Putin also oversaw the signing of agreements on a new gas pipeline to energy-hungry China, which Russia is courting as an alternative to Europe for its exports, but the documents are short of a definitive deal and there are questions about how much Beijing is willing to pay.
The trip gave Putin a platform to play up ties with Beijing a day before a November 10-11 Asia-Pacific Economic Cooperation (APEC) summit that was bringing other world leaders, including U.S. President Barack Obama, to the Chinese capital.
Meeting Chinese President Xi Jinping for the tenth time in less than two years, Putin said cooperation between Russia and China is "extremely important for keeping the peace within the framework of international law" and making the world more stable.
He spoke on November 9 amid renewed accusations of direct Russian involvement in the conflict in eastern Ukraine, where the Organization for Security and Cooperation in Europe (OSCE) said its monitors had seen "convoys of heavy weapons and tanks" on territory held by pro-Russian separatists.
Xi told Putin "we have carefully taken care of the tree of Russian-Chinese relations. Now...it's time to gather fruit."
"No matter the changes on the global arena, we should stick to the chosen path to expand and strengthen our comprehensive mutually fruitful cooperation," Xi said.

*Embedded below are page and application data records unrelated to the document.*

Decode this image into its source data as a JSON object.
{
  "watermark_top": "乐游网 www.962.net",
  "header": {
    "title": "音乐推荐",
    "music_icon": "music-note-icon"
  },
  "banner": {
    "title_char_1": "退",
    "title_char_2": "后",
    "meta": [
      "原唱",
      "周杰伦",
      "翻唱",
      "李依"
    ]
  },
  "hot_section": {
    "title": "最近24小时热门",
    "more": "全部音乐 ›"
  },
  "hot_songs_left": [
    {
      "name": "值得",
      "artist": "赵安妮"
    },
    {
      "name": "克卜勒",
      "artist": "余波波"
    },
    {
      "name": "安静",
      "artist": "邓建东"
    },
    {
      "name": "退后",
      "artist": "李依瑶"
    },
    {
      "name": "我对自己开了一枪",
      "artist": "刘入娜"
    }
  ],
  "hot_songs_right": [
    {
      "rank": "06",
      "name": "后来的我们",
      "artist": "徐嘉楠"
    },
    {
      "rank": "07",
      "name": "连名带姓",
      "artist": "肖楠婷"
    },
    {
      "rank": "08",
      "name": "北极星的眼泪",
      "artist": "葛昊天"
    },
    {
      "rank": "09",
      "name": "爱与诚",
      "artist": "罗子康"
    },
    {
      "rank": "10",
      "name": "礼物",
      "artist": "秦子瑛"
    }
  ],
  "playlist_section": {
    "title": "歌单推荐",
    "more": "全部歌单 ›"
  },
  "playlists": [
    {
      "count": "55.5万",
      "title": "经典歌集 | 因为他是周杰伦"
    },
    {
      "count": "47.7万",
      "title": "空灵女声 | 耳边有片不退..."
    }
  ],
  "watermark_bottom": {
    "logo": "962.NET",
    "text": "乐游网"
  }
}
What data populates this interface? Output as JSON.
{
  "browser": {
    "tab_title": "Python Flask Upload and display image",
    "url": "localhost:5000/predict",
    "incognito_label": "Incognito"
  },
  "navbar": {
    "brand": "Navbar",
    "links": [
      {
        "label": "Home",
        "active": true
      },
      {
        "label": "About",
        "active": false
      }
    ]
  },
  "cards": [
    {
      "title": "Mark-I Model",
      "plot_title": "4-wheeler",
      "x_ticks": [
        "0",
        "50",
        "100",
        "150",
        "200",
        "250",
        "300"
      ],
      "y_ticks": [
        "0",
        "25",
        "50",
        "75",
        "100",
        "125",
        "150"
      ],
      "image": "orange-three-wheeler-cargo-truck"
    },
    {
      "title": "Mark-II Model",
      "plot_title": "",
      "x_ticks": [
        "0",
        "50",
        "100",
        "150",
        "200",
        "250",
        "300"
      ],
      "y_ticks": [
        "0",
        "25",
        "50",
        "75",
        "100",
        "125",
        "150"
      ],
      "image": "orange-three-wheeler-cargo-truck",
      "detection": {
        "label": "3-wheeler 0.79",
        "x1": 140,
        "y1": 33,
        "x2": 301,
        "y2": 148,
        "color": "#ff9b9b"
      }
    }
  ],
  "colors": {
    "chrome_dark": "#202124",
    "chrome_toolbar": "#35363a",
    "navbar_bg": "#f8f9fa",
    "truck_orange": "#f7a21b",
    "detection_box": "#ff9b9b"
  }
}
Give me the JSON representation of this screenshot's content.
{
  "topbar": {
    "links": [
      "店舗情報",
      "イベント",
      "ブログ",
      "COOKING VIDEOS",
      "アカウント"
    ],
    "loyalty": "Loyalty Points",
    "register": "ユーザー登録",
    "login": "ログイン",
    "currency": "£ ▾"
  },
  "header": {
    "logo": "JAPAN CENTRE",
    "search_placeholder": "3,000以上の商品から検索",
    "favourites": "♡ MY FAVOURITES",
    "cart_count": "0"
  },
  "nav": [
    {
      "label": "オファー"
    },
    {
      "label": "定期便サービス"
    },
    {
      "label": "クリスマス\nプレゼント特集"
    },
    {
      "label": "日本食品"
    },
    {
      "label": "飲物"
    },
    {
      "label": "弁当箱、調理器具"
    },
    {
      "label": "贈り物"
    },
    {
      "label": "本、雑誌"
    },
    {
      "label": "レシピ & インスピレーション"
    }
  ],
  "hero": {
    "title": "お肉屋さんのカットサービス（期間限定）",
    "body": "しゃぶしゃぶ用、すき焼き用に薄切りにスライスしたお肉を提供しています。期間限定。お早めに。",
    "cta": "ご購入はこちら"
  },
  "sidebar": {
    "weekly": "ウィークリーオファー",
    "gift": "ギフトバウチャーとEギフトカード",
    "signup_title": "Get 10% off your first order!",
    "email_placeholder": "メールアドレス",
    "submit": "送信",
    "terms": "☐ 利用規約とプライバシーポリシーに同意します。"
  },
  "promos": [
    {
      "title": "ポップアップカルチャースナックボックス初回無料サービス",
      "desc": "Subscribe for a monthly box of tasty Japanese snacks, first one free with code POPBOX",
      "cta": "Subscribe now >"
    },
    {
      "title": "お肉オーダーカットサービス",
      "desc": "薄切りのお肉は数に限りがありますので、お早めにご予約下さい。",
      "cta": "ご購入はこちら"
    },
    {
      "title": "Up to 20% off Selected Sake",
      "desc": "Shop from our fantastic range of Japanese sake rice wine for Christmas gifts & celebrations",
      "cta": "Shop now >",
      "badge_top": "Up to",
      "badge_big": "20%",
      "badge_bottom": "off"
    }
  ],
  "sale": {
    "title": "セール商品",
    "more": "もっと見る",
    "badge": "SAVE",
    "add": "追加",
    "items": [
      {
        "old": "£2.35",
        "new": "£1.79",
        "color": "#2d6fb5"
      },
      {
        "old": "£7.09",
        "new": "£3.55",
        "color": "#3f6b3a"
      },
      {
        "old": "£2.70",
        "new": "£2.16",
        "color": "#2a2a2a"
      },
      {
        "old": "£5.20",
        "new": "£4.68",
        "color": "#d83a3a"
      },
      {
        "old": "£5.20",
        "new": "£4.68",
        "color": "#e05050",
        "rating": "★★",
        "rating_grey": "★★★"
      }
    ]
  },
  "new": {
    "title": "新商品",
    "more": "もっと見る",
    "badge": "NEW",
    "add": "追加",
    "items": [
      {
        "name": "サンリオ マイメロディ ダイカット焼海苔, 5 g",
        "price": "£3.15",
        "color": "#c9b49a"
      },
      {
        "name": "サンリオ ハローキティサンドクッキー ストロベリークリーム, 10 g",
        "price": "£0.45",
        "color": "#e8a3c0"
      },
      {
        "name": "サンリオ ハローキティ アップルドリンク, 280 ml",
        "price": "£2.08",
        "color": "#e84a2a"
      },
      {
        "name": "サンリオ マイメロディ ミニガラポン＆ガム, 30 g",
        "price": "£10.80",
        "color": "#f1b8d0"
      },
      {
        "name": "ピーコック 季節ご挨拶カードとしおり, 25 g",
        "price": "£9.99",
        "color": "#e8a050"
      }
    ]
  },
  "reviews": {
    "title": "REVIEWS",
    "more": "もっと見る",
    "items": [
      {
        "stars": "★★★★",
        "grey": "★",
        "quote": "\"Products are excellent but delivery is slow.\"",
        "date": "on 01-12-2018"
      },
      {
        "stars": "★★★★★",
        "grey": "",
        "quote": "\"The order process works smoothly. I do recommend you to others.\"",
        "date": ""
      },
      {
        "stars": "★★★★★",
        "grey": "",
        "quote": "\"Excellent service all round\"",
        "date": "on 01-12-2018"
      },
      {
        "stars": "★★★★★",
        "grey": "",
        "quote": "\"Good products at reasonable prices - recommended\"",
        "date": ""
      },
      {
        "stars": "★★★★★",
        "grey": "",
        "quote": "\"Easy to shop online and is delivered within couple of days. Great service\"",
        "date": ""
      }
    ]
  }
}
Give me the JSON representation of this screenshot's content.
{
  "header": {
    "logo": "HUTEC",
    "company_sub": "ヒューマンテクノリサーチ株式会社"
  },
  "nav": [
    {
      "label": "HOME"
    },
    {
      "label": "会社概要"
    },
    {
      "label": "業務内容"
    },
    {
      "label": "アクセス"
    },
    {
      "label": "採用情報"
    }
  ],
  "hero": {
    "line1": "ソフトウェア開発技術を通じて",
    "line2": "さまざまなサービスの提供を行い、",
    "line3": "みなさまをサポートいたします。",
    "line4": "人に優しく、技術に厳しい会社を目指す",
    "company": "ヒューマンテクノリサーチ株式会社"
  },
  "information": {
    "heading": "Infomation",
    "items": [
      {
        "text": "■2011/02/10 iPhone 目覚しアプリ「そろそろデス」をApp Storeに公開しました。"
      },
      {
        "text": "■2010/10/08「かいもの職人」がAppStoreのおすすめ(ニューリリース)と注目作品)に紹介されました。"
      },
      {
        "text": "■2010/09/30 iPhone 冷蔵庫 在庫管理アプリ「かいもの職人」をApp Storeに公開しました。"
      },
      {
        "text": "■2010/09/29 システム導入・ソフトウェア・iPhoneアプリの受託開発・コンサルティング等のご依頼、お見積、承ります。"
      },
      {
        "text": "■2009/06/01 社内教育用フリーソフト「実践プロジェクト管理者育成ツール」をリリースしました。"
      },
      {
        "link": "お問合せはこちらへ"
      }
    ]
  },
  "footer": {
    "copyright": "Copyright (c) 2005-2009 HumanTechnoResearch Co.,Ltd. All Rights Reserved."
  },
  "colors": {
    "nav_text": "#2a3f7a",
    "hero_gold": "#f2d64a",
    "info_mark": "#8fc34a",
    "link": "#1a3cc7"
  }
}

Putin and Xi looked on as representatives signed 17 agreements including a memorandum and a "framework agreement" between Russian gas giant Gazprom and the China National Petroleum Corporation (CNPC) on supplies of gas via what the Kremlin calls the "western route."
Russia wants to export at least 30 billion cubic meters (bcm) of gas from deposits in western Siberia to China annually, for 30 years, via a pipeline that would cross the Altai region.
This is on top of an agreement signed in May for state-controlled Gazprom to supply China with 38 bcm a year from deposits in eastern Siberia via a pipeline that would cross into China much further east.
"The western route is becoming the priority for our gas cooperation," said Gazprom CEO Aleksei Miller, adding that details including the timeframe for building the pipeline and rate of increasing supplies have already been determined.
Russian Energy Minister Aleksandr Novak told reporters that "our leaders have just agreed to sign a contract in the first half of next year," while Miller said that the sides had "agreed that we will strive to sign the document soon" but suggested that they had set the end of 2015 as a deadline for a firm deal.
The May agreement was the product of years of tough negotiations, mostly over prices, and questions remain about the details of that deal.
Gazprom sold 161 bcm of gas to Europe in 2013, and soaring tensions with Russia over the conflict in Ukraine have prompted Europe to step up efforts to seek alternative suppliers.
That, in addition to Western sanctions imposed over Russia's actions in Ukraine, have increased Moscow's eagerness to sell as much gas as it can to China.
But China has a choice of suppliers, including Central Asian nations such as Turkmenistan, potentially giving Beijing the upper hand in negotiations with Russia.